The 2021 Joseph Phelps Cabernet Sauvignon Napa Valley is a blend of 92% Cabernet Sauvignon, 4% Petit Verdot, 2% Cabernet Franc, 1% Merlot and 1% Malbec. This wine is deep ruby and opaque in the glass with an amaranthine rim; the bouquet is well-endowed with both opulent dark fruits and darker baking spices. These aromas include ripe blackberry, dark plum and black cherry along with notes of chocolate, coffee grinds, butterscotch, cloves, nutmeg, toast and charred wood. It is immediately gratifying from the instant this wine hits the palate for those who prefer their Napa Valley Cabernet Sauvignon bottlings supported by plenty of oak. This wine’s darker character somewhat mirrors it’s aromatics with flavors of dark cherry, blackberry and boysenberry complemented by union of chocolate, tobacco spice, coffee and a noticeable woodsy spice, all persisting for some time on the extended finish. The tannins are grainy and lightly gravelly.

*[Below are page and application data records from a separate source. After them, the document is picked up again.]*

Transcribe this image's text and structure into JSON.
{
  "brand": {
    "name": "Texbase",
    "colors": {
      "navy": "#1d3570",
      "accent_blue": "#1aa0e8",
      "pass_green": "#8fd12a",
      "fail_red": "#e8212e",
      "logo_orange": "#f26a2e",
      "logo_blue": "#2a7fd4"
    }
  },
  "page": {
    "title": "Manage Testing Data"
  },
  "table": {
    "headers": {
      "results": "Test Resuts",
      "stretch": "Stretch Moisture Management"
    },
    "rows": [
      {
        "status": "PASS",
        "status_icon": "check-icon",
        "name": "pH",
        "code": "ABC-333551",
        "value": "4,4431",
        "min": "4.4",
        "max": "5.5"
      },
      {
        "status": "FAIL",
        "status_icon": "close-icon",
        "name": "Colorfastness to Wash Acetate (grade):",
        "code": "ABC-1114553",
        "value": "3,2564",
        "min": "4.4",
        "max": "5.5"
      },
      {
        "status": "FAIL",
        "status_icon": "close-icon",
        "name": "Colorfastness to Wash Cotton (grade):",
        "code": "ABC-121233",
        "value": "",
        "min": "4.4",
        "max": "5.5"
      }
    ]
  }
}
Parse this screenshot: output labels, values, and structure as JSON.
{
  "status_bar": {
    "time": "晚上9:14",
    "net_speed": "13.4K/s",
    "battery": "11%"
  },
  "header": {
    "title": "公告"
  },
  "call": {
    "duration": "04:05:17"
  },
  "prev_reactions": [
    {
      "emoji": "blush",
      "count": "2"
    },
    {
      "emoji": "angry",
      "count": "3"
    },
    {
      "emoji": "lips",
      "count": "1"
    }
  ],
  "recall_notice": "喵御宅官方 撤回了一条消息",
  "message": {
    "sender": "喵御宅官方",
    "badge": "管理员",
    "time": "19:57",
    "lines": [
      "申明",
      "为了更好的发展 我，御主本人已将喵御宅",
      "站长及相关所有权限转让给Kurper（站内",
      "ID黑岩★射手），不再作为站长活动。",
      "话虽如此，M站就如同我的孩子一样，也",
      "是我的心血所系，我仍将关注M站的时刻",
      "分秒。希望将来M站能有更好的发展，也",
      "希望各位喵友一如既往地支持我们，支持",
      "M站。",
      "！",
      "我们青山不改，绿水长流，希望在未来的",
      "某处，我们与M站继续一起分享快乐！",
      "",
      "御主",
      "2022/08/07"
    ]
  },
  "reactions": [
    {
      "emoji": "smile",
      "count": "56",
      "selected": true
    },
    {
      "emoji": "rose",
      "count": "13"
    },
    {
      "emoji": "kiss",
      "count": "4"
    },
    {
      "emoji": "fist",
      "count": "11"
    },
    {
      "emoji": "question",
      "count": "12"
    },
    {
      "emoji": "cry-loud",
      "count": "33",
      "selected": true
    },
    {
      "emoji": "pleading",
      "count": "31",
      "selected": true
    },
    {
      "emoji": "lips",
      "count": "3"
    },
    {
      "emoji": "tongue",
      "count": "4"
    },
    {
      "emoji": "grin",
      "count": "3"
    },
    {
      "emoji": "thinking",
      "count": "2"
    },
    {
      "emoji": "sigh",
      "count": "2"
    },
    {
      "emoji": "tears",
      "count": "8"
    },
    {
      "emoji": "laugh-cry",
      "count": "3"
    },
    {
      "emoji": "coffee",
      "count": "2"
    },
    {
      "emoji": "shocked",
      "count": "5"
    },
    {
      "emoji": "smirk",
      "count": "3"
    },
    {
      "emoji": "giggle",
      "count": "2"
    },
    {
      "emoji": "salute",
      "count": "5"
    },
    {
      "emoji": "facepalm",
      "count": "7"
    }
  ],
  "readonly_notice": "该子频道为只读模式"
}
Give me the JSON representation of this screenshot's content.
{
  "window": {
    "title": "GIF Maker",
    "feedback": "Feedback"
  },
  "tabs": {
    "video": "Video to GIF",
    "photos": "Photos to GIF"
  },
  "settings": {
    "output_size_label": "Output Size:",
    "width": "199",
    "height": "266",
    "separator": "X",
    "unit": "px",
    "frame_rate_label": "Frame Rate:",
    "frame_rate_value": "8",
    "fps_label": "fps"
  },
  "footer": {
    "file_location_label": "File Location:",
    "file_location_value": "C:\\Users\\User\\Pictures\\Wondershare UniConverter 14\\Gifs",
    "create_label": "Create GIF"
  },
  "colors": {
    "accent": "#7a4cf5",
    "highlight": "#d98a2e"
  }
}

The 2012 Joseph Phelps Cabernet Sauvignon Napa Valley is aromatically generous with both black and red fruit; the bouquet sports a definite sweet note with aromas of vanilla and underlying notes of toasted cedar. The tannins are chalky, dusty gripping and course in their youth – lingering on the sides and back of the palate for some time. We have since tasted newer vintages; this particular wine is always very approachable in its youth.
And a very unique wine is the Eisrebe, made from 100% varietal Scheurebe (grown on site) now bottled under the name Delice. This is a white variety that is a hybrid crossing of Sylvaner and Riesling developed in 1916 by Dr. George Scheu, a German botanist. We are aware of no other Napa Valley winery growing or producing wine from this variety and perhaps there are only several producers of this variety in the United States. In the spirit of Ice Wine, every year the grapes from these vines are harvested late in the year and then frozen at -5 degrees Fahrenheit, then partially thawed, pressed and fermented in stainless steel tanks. This wine is always bottled as 375ml.
The 2018 Joseph Phelps Delice Scheurebe (100% varietal) is deep gold in color; the bouquet offers aromas of honey, ripe pear, apple and mango. One immediately notices the significant richness and sheer amount of flavor on the entry and then across the palate including apricot, peach, nectarine and freshly pressed apple. This wine offers ripe and rich flavors; on their own they would be perhaps linear, but these are complemented nicely with a brightness of acidity which keeps the palate lively and fresh. The finish is supple, long and intense. This wine is only 8% alcohol so one can drink more of this beautiful nectar without getting too tipsy.
Freestone Winery, Sonoma County
This is production facility and does not see visitors.
Phelps has long been involved in charitable endeavors – one prominent donation was land for the nearby River Ranch Farm Worker Center which provides housing to seasonal workers.
In 2013 critic Robert Parker tasted through all vintages of Insignia and assigned each vintage a scored rating. Upon conducting this re-tasting he rated the 1974 much higher than his original score! (See video below).
And in 2018, the book The Best We Can Be: The Life and Wisdom of Joseph Phelps highlights the lives of Joseph Phelps and his children. Written by the Phelps family with Napa based author and publisher, Paul Chutkow. This is an educational and an inspirational book.
And a bit of local trivia – Joseph Phelps used to own the iconic Oakville Grocery in Oakville.
Phelps’s granddaughter, Kelsey Phelps continues the family tradition of producing wine. Her own brand is called Seppi, the name she used to call her grandfather (short for Giuseppe). Seppi focuses on producing sparkling wines.
Two electric vehicle charging stations are on site for Tesla vehicles to plug into. For more information about their unique tasting experiences please visit www.josephphelps.com